The Graphic Arts Collection continues to collect folk and tribal art from South Asia as it relates to the pandemic. In Mithila artist Nisha Jha’s “Second Wave”, she focuses on wearing masks, sanitizing, and vaccination as critical to stemming the spread of the virus. The border depicts the coronavirus being injected with the vaccine and “making this world corona-virus free.” In another section, she’s painted a Covid-19 vaccination center. The work also highlights how individuals in the informal sector adjusted to preserve their livelihoods in the midst of the pandemic, e.g. vegetable sellers who turned to offering masks and sanitizer.
Graphic Arts has also recently expanded the focus for this collection to include themes related to women’s experiences in India. One example is “Today’s Modern Woman” by Vinita Jha. This work reimagines the goddess Durga by replacing the traditional items in her hands with contemporary ones – (clockwise) an infant, a spray bottle for cleaning, a cup of coffee, a smart phone, a child, an iron, a shopping bag, and a griddle and spatula.
Nisha Jha (also the creator of “The Second Wave” and daughter of Vinita Jha) questions what constitutes an auspicious marriage in her painting “The Hungry Man of Dowry.” Here she has depicted the bride as the Kāmadhenu, or Cow of Plenty, who brings a BMW, a Royal Enfield motorcycle, a computer, and other luxury goods into her new marriage.

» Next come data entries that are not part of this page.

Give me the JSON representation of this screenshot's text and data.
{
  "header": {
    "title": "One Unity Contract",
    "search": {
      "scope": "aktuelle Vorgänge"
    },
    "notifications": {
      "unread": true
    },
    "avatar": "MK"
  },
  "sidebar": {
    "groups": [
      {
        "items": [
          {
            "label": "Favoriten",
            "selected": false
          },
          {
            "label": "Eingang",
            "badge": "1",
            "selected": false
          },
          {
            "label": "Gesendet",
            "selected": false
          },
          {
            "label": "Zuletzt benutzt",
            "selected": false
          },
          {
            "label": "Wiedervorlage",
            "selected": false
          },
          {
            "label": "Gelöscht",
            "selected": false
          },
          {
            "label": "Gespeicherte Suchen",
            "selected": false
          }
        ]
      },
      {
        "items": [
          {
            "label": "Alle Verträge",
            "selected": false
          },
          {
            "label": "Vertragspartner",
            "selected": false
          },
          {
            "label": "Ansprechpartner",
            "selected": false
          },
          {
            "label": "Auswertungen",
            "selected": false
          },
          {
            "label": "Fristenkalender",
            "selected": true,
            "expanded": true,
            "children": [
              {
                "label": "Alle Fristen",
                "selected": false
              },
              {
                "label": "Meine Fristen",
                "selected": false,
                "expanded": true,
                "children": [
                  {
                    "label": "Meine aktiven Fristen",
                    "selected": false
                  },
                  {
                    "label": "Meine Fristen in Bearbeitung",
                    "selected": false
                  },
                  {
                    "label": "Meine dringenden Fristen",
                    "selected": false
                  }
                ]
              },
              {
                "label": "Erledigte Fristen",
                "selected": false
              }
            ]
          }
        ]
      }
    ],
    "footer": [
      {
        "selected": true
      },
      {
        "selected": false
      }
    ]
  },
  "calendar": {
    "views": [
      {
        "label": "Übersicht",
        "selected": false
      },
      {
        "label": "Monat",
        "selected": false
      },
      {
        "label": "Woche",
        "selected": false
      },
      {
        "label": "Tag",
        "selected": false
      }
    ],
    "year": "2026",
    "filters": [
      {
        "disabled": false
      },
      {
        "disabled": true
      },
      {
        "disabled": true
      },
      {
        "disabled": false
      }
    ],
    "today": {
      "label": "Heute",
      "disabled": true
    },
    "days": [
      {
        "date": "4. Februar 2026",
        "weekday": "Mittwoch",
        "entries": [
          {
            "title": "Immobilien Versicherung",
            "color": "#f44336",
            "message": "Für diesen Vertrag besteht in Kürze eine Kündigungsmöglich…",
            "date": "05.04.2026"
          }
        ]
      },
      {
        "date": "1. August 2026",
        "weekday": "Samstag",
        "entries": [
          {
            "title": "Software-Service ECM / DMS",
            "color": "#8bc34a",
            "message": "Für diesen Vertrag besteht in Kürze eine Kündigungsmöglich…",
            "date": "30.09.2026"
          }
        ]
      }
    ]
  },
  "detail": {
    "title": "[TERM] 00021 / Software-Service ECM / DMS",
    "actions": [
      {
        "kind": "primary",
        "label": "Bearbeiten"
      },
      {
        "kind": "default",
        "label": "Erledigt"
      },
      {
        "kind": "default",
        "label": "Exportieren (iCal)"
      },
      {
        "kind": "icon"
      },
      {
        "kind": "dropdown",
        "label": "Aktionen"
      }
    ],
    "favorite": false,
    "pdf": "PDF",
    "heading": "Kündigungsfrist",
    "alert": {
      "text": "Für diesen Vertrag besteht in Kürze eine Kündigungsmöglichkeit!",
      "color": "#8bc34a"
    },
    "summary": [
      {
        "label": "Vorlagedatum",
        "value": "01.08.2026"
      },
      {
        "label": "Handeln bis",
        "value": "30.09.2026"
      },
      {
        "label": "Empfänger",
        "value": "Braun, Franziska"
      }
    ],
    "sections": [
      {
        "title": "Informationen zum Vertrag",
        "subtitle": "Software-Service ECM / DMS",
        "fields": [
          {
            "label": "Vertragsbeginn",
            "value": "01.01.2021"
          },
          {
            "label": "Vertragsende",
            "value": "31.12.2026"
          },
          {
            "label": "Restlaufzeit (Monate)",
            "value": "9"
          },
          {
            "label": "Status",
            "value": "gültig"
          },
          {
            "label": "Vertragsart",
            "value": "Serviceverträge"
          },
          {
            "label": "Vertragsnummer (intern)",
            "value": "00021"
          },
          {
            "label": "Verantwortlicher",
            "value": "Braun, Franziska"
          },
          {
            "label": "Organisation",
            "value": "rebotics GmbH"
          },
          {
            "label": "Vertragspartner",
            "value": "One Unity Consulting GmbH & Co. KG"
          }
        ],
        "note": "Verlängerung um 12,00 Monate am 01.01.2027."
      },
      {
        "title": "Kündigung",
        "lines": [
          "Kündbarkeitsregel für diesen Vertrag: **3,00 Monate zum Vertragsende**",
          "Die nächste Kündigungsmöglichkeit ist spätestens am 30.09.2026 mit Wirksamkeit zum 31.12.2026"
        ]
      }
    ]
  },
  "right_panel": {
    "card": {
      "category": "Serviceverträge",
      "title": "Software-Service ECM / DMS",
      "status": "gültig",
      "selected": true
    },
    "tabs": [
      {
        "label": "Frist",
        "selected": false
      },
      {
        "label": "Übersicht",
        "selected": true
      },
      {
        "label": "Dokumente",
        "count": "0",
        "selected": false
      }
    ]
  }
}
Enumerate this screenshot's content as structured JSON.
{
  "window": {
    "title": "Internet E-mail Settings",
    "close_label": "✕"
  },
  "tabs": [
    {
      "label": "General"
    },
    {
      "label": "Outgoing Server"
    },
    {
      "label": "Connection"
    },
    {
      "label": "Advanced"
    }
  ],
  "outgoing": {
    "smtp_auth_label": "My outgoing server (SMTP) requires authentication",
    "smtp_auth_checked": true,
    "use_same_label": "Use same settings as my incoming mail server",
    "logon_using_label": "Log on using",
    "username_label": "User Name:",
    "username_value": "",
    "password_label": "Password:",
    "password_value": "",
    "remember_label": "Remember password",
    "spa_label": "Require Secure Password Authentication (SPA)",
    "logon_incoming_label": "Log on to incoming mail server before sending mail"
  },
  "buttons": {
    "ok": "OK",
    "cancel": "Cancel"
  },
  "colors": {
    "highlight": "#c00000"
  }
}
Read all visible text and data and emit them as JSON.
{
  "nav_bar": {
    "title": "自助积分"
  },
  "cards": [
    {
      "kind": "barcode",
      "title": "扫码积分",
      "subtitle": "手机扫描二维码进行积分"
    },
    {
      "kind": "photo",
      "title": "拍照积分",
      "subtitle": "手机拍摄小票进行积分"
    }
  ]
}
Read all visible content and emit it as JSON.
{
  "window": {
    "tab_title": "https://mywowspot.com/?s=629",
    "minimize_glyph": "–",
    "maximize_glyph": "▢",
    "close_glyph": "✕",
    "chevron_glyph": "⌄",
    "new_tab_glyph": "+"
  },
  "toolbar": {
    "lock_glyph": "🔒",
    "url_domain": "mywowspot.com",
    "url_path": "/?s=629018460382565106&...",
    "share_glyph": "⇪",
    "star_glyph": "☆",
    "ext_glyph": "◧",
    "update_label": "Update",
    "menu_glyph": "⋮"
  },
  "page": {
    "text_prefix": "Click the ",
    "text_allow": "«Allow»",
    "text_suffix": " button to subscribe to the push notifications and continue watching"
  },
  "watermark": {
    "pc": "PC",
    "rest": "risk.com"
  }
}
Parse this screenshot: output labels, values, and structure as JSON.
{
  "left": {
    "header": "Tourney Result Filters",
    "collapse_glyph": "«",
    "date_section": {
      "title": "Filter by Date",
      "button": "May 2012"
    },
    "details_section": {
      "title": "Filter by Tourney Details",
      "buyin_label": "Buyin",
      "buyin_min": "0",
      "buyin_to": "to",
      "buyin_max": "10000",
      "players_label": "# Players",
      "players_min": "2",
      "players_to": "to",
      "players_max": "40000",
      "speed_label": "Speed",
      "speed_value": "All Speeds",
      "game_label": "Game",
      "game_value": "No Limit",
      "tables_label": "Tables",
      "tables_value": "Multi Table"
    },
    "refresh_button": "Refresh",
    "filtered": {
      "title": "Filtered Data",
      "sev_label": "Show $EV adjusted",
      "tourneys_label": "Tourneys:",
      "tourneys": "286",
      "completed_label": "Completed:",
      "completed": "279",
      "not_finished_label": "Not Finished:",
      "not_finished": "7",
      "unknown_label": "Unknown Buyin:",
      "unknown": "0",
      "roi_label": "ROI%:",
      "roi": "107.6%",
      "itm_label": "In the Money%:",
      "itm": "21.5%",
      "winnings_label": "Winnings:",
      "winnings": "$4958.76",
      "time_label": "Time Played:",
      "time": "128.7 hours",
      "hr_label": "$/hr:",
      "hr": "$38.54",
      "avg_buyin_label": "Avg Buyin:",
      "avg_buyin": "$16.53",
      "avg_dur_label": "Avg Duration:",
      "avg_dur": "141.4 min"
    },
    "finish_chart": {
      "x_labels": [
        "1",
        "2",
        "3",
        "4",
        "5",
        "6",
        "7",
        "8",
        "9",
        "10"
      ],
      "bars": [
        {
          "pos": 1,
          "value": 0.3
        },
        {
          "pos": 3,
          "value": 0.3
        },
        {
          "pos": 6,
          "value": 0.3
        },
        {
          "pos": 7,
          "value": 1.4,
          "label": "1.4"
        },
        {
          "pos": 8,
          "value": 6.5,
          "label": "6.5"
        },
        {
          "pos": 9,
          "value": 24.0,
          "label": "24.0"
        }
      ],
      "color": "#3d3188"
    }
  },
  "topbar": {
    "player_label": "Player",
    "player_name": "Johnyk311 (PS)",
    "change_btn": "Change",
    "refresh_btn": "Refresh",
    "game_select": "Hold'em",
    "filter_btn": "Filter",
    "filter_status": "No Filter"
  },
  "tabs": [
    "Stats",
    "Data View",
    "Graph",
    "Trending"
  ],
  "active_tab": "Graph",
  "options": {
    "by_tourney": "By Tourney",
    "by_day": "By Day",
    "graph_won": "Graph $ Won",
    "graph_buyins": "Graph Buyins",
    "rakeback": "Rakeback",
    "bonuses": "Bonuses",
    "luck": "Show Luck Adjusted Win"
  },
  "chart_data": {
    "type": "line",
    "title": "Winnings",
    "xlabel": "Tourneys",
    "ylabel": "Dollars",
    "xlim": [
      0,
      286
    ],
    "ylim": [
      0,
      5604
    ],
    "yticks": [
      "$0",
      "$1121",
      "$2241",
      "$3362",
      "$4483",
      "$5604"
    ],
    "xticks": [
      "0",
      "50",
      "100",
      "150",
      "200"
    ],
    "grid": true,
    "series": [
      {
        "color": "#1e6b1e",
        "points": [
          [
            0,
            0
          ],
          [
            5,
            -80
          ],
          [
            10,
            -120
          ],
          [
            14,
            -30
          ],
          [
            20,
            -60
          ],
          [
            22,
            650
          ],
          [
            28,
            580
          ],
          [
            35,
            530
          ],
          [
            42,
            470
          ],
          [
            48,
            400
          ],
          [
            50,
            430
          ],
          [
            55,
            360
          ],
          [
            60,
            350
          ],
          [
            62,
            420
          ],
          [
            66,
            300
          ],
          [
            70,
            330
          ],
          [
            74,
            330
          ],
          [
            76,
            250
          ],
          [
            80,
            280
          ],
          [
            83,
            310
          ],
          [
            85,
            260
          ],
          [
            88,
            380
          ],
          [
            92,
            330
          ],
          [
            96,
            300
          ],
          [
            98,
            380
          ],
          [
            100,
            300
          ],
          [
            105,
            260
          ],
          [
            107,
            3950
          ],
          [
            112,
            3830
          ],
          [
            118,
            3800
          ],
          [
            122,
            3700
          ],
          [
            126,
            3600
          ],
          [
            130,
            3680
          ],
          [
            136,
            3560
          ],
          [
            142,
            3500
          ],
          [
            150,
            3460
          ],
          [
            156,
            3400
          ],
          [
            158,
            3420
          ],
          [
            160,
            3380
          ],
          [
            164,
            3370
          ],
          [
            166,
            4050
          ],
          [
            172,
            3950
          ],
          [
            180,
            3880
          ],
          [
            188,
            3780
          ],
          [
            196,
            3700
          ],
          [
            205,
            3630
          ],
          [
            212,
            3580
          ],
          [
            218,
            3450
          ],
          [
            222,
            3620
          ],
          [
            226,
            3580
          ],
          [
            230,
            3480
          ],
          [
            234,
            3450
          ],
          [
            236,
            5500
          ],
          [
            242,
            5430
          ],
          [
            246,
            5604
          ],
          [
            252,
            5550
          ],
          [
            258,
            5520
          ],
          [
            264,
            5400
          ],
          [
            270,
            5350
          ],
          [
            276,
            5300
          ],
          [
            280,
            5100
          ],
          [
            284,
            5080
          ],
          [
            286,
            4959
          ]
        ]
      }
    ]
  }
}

Thanks to Ellen Ambrosone, South Asian Studies Librarian, for this guest post.